Material provided:
BEGIN

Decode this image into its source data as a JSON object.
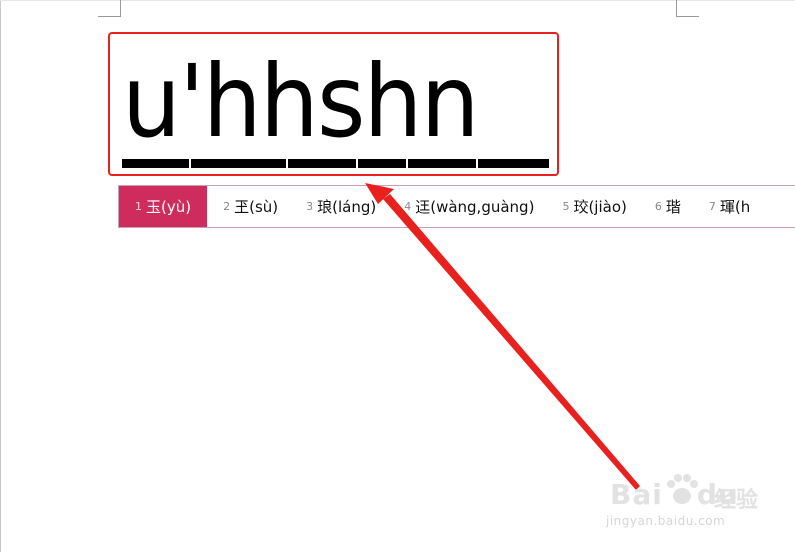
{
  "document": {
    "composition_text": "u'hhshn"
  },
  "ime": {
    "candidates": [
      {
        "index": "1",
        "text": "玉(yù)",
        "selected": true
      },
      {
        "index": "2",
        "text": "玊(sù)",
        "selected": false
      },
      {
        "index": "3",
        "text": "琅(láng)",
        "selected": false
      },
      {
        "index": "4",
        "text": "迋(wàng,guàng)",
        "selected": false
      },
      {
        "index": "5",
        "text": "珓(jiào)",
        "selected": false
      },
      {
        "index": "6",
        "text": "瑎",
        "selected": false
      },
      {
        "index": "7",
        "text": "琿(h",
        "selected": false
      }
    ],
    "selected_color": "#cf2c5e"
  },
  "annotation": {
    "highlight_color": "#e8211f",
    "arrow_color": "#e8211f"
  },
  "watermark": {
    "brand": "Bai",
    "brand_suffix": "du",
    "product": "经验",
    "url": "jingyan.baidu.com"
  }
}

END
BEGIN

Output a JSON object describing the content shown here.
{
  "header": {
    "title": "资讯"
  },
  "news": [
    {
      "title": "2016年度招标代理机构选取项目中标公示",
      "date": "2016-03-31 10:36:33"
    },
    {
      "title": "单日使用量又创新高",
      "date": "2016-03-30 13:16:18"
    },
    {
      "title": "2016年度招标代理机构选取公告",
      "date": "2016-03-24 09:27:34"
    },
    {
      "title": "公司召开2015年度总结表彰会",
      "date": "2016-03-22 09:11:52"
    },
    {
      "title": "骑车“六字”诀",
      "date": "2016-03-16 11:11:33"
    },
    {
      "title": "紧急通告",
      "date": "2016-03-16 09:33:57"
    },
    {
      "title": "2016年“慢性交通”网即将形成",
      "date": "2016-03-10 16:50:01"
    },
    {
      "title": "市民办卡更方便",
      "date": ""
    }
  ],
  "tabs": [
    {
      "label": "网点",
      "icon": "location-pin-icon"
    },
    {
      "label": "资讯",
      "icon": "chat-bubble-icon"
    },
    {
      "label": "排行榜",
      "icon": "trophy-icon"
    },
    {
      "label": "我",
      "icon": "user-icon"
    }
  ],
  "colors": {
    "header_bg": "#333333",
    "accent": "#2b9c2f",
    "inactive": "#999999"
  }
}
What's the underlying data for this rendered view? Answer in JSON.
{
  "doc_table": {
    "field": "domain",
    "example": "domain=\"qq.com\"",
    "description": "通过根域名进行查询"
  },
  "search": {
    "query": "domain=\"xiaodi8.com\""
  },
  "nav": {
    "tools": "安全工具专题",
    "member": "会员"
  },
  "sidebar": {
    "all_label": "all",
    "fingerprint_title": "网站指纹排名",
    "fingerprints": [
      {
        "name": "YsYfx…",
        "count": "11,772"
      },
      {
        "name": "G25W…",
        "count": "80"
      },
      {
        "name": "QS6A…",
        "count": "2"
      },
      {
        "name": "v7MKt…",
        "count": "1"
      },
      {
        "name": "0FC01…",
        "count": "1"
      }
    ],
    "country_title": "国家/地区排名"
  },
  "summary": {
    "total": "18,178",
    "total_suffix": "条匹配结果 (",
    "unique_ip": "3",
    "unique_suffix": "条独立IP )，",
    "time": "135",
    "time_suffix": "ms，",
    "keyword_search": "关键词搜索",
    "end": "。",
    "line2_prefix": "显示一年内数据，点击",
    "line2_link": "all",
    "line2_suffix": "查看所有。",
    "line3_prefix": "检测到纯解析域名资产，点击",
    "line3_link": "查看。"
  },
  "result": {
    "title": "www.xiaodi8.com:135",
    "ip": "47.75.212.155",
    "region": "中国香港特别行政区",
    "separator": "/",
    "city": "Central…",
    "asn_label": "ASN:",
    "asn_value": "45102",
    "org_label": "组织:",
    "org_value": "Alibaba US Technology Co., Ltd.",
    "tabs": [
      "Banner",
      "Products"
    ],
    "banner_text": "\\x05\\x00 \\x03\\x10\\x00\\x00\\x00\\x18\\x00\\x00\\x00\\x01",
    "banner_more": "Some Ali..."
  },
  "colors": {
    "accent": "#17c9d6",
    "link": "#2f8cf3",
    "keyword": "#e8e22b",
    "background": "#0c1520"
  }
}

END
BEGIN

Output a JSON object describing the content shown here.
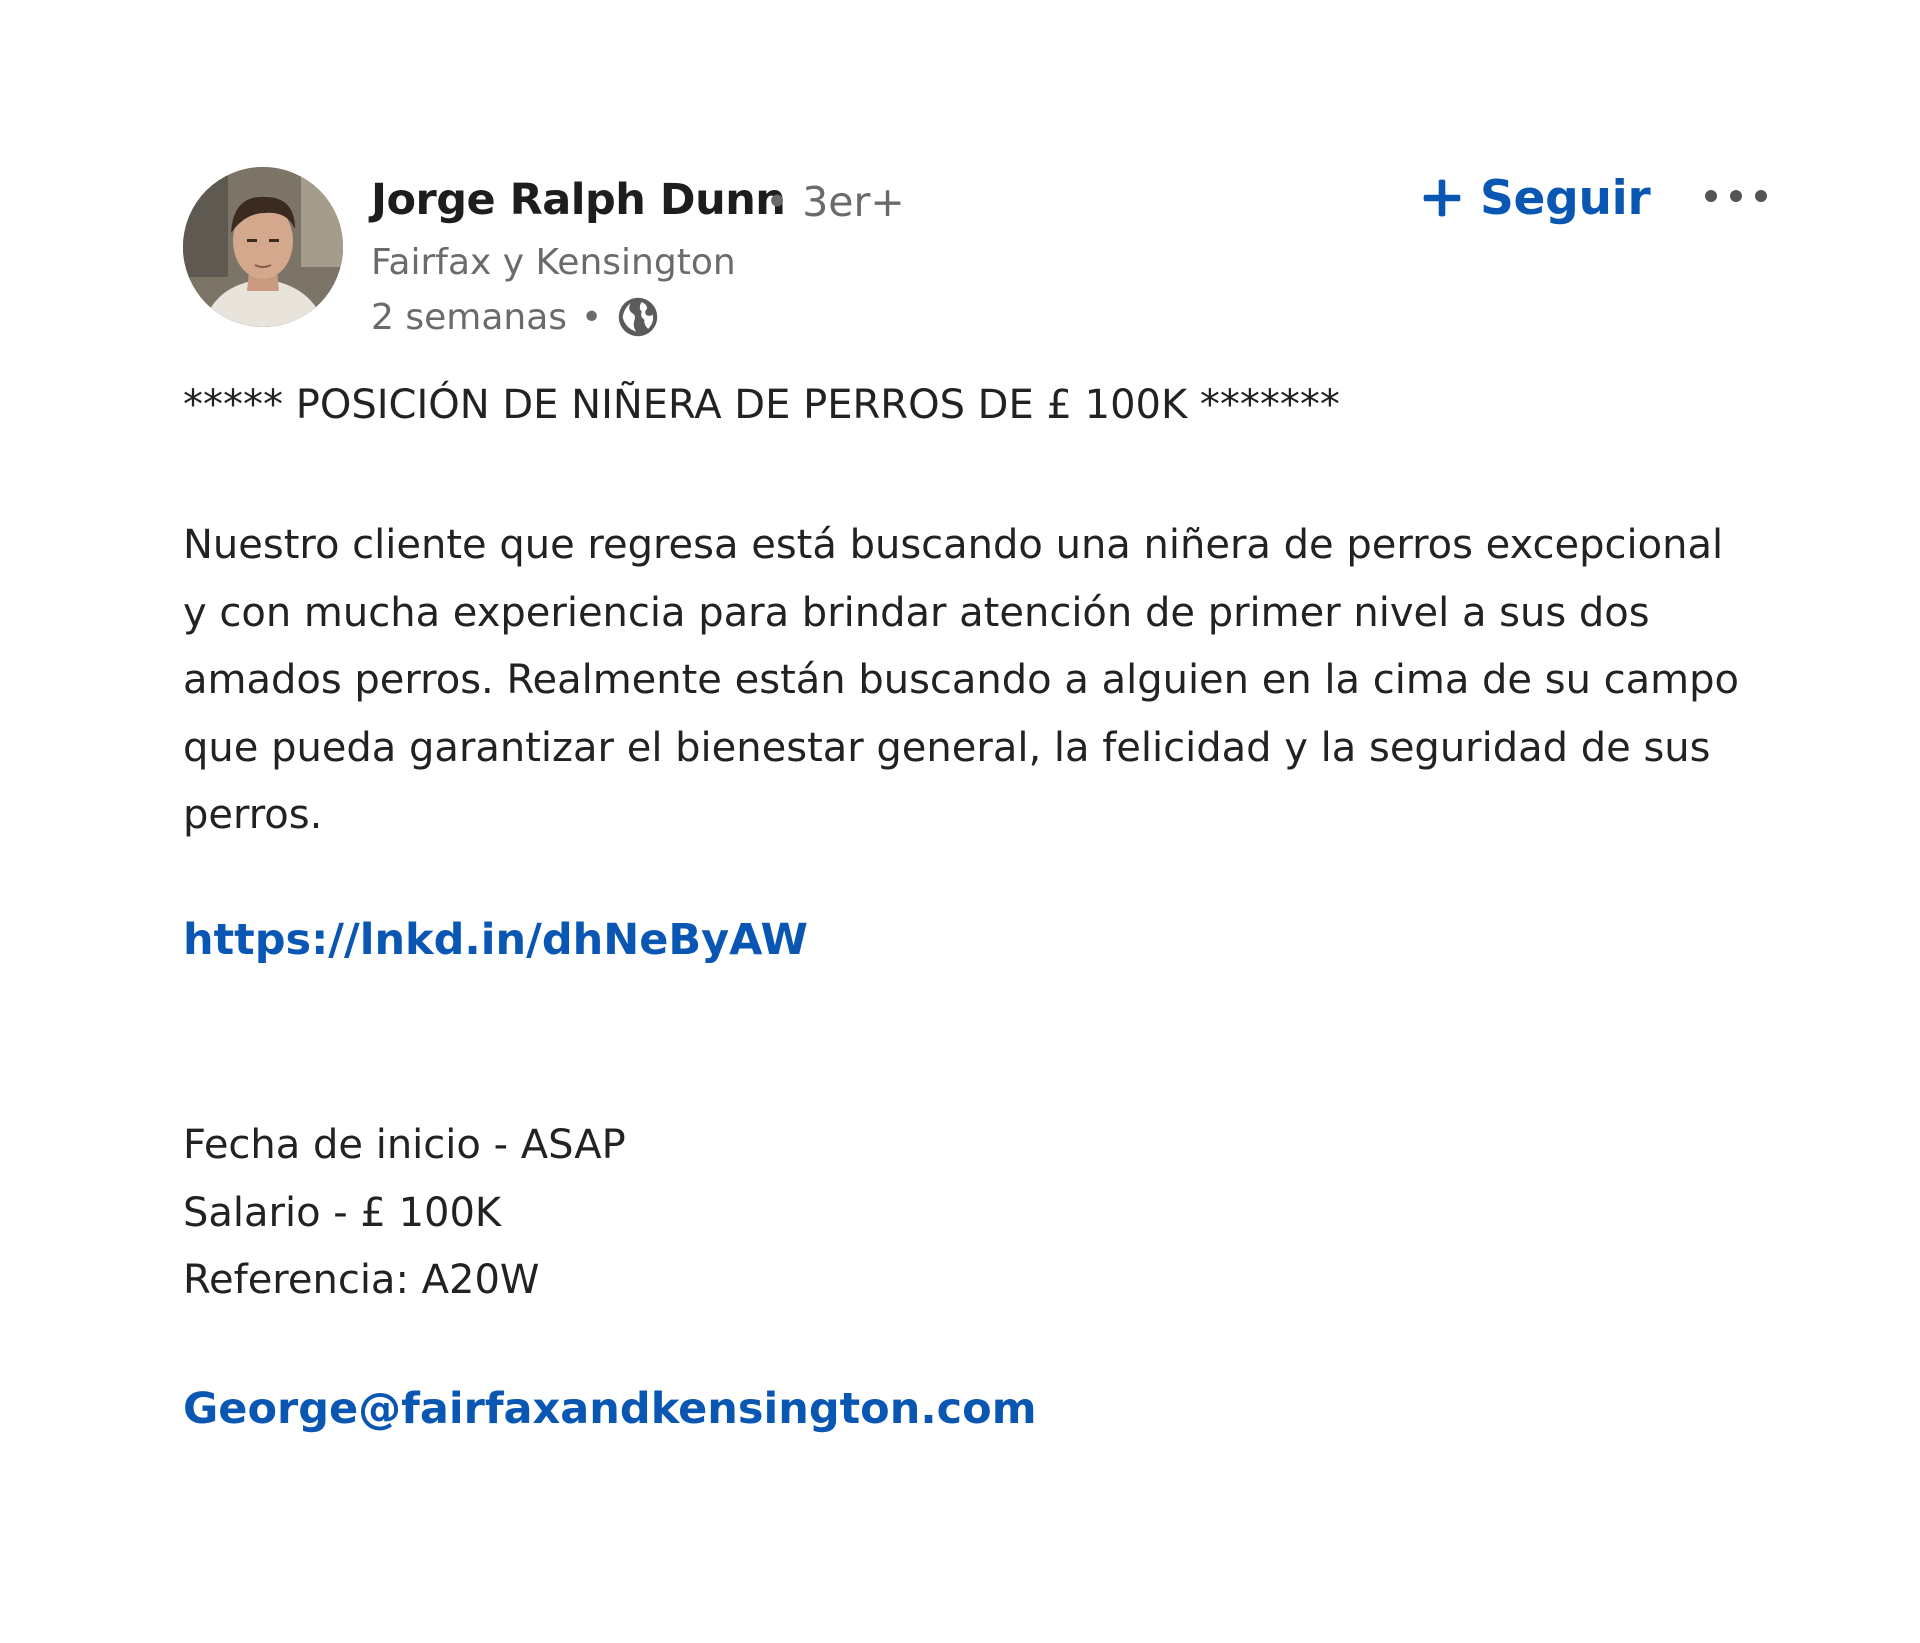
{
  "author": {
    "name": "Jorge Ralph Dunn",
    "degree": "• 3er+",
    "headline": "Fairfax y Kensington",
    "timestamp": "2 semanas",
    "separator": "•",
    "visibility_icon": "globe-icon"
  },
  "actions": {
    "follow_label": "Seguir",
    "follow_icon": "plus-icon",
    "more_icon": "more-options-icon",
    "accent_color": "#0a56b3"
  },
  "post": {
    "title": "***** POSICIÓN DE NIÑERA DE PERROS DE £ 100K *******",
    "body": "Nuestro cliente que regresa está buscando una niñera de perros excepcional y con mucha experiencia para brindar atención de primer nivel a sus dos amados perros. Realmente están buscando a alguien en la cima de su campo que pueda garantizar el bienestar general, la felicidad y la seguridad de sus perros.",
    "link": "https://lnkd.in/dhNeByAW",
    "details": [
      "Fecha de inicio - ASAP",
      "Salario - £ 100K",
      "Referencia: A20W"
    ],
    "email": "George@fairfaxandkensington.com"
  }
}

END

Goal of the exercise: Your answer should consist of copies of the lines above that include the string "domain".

Solution:
    "field": "domain",
    "example": "domain=\"qq.com\"",
    "query": "domain=\"xiaodi8.com\""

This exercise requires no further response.